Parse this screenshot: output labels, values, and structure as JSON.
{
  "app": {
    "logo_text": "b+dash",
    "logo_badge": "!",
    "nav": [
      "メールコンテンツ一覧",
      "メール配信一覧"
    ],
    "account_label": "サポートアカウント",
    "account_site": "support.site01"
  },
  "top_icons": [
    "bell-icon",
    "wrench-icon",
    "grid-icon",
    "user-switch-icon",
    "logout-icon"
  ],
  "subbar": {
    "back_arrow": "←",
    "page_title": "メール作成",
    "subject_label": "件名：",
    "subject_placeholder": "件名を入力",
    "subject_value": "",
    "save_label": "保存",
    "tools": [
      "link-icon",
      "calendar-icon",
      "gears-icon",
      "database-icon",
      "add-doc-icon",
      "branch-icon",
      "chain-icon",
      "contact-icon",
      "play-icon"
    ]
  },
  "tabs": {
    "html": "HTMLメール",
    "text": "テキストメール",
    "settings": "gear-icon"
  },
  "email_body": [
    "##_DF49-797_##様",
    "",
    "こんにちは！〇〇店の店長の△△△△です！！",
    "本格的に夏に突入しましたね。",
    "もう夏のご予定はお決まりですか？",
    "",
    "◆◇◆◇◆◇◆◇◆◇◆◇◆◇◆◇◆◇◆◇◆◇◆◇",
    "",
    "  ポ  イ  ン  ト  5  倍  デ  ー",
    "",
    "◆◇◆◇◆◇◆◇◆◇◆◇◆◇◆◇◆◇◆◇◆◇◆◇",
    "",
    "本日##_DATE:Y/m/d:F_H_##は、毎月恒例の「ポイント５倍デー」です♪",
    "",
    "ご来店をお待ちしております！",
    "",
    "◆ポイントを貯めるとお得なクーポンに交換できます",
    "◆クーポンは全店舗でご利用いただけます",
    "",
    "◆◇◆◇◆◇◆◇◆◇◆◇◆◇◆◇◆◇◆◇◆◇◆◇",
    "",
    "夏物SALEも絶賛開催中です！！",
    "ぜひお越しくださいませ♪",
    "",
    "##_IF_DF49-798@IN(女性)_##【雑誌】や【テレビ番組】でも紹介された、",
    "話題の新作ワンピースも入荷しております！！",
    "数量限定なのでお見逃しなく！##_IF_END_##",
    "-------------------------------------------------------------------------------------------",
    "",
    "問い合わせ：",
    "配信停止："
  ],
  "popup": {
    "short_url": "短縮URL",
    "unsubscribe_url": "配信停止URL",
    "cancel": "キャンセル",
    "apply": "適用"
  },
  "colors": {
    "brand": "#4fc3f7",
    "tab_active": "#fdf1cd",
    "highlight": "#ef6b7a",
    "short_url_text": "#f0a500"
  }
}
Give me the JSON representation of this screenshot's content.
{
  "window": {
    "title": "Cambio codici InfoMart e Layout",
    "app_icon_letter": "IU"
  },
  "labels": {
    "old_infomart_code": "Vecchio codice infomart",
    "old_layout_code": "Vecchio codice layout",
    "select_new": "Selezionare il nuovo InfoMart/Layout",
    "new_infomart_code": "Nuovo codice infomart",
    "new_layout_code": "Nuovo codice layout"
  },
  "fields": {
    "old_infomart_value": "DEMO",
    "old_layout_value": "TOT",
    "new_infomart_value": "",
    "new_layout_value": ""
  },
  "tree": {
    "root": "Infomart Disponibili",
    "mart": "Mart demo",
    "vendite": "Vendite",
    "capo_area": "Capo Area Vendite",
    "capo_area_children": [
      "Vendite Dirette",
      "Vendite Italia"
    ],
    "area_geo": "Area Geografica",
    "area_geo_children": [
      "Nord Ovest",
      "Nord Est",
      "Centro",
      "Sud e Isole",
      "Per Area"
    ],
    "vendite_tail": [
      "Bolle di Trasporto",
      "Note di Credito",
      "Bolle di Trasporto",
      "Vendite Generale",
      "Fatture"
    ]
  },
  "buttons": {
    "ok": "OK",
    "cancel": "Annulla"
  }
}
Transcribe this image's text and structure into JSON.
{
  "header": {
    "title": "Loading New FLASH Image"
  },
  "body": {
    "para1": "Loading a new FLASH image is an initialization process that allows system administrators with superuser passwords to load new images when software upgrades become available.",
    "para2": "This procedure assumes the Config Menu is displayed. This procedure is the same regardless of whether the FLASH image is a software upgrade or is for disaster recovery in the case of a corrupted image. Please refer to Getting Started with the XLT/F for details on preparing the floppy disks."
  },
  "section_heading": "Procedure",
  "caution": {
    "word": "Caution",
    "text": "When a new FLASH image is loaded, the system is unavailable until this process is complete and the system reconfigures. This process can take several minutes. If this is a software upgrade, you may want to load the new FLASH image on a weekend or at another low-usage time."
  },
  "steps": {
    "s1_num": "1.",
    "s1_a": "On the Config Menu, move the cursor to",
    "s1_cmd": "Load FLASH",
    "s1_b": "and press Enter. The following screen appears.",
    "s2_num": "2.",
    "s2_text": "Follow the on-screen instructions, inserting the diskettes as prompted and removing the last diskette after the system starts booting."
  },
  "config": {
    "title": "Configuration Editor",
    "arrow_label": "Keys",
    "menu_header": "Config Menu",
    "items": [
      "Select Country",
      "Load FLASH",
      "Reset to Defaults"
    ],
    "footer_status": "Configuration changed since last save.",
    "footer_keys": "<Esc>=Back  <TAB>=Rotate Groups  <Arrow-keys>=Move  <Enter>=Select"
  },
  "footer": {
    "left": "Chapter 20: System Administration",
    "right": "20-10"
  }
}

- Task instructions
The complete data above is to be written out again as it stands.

- Solution for this exercise
Parse this screenshot: output labels, values, and structure as JSON.
{
  "app": {
    "logo_text": "b+dash",
    "logo_badge": "!",
    "nav": [
      "メールコンテンツ一覧",
      "メール配信一覧"
    ],
    "account_label": "サポートアカウント",
    "account_site": "support.site01"
  },
  "top_icons": [
    "bell-icon",
    "wrench-icon",
    "grid-icon",
    "user-switch-icon",
    "logout-icon"
  ],
  "subbar": {
    "back_arrow": "←",
    "page_title": "メール作成",
    "subject_label": "件名：",
    "subject_placeholder": "件名を入力",
    "subject_value": "",
    "save_label": "保存",
    "tools": [
      "link-icon",
      "calendar-icon",
      "gears-icon",
      "database-icon",
      "add-doc-icon",
      "branch-icon",
      "chain-icon",
      "contact-icon",
      "play-icon"
    ]
  },
  "tabs": {
    "html": "HTMLメール",
    "text": "テキストメール",
    "settings": "gear-icon"
  },
  "email_body": [
    "##_DF49-797_##様",
    "",
    "こんにちは！〇〇店の店長の△△△△です！！",
    "本格的に夏に突入しましたね。",
    "もう夏のご予定はお決まりですか？",
    "",
    "◆◇◆◇◆◇◆◇◆◇◆◇◆◇◆◇◆◇◆◇◆◇◆◇",
    "",
    "  ポ  イ  ン  ト  5  倍  デ  ー",
    "",
    "◆◇◆◇◆◇◆◇◆◇◆◇◆◇◆◇◆◇◆◇◆◇◆◇",
    "",
    "本日##_DATE:Y/m/d:F_H_##は、毎月恒例の「ポイント５倍デー」です♪",
    "",
    "ご来店をお待ちしております！",
    "",
    "◆ポイントを貯めるとお得なクーポンに交換できます",
    "◆クーポンは全店舗でご利用いただけます",
    "",
    "◆◇◆◇◆◇◆◇◆◇◆◇◆◇◆◇◆◇◆◇◆◇◆◇",
    "",
    "夏物SALEも絶賛開催中です！！",
    "ぜひお越しくださいませ♪",
    "",
    "##_IF_DF49-798@IN(女性)_##【雑誌】や【テレビ番組】でも紹介された、",
    "話題の新作ワンピースも入荷しております！！",
    "数量限定なのでお見逃しなく！##_IF_END_##",
    "-------------------------------------------------------------------------------------------",
    "",
    "問い合わせ：",
    "配信停止："
  ],
  "popup": {
    "short_url": "短縮URL",
    "unsubscribe_url": "配信停止URL",
    "cancel": "キャンセル",
    "apply": "適用"
  },
  "colors": {
    "brand": "#4fc3f7",
    "tab_active": "#fdf1cd",
    "highlight": "#ef6b7a",
    "short_url_text": "#f0a500"
  }
}
Give me the JSON representation of this screenshot's content.
{
  "window": {
    "title": "Cambio codici InfoMart e Layout",
    "app_icon_letter": "IU"
  },
  "labels": {
    "old_infomart_code": "Vecchio codice infomart",
    "old_layout_code": "Vecchio codice layout",
    "select_new": "Selezionare il nuovo InfoMart/Layout",
    "new_infomart_code": "Nuovo codice infomart",
    "new_layout_code": "Nuovo codice layout"
  },
  "fields": {
    "old_infomart_value": "DEMO",
    "old_layout_value": "TOT",
    "new_infomart_value": "",
    "new_layout_value": ""
  },
  "tree": {
    "root": "Infomart Disponibili",
    "mart": "Mart demo",
    "vendite": "Vendite",
    "capo_area": "Capo Area Vendite",
    "capo_area_children": [
      "Vendite Dirette",
      "Vendite Italia"
    ],
    "area_geo": "Area Geografica",
    "area_geo_children": [
      "Nord Ovest",
      "Nord Est",
      "Centro",
      "Sud e Isole",
      "Per Area"
    ],
    "vendite_tail": [
      "Bolle di Trasporto",
      "Note di Credito",
      "Bolle di Trasporto",
      "Vendite Generale",
      "Fatture"
    ]
  },
  "buttons": {
    "ok": "OK",
    "cancel": "Annulla"
  }
}
Transcribe this image's text and structure into JSON.
{
  "header": {
    "title": "Loading New FLASH Image"
  },
  "body": {
    "para1": "Loading a new FLASH image is an initialization process that allows system administrators with superuser passwords to load new images when software upgrades become available.",
    "para2": "This procedure assumes the Config Menu is displayed. This procedure is the same regardless of whether the FLASH image is a software upgrade or is for disaster recovery in the case of a corrupted image. Please refer to Getting Started with the XLT/F for details on preparing the floppy disks."
  },
  "section_heading": "Procedure",
  "caution": {
    "word": "Caution",
    "text": "When a new FLASH image is loaded, the system is unavailable until this process is complete and the system reconfigures. This process can take several minutes. If this is a software upgrade, you may want to load the new FLASH image on a weekend or at another low-usage time."
  },
  "steps": {
    "s1_num": "1.",
    "s1_a": "On the Config Menu, move the cursor to",
    "s1_cmd": "Load FLASH",
    "s1_b": "and press Enter. The following screen appears.",
    "s2_num": "2.",
    "s2_text": "Follow the on-screen instructions, inserting the diskettes as prompted and removing the last diskette after the system starts booting."
  },
  "config": {
    "title": "Configuration Editor",
    "arrow_label": "Keys",
    "menu_header": "Config Menu",
    "items": [
      "Select Country",
      "Load FLASH",
      "Reset to Defaults"
    ],
    "footer_status": "Configuration changed since last save.",
    "footer_keys": "<Esc>=Back  <TAB>=Rotate Groups  <Arrow-keys>=Move  <Enter>=Select"
  },
  "footer": {
    "left": "Chapter 20: System Administration",
    "right": "20-10"
  }
}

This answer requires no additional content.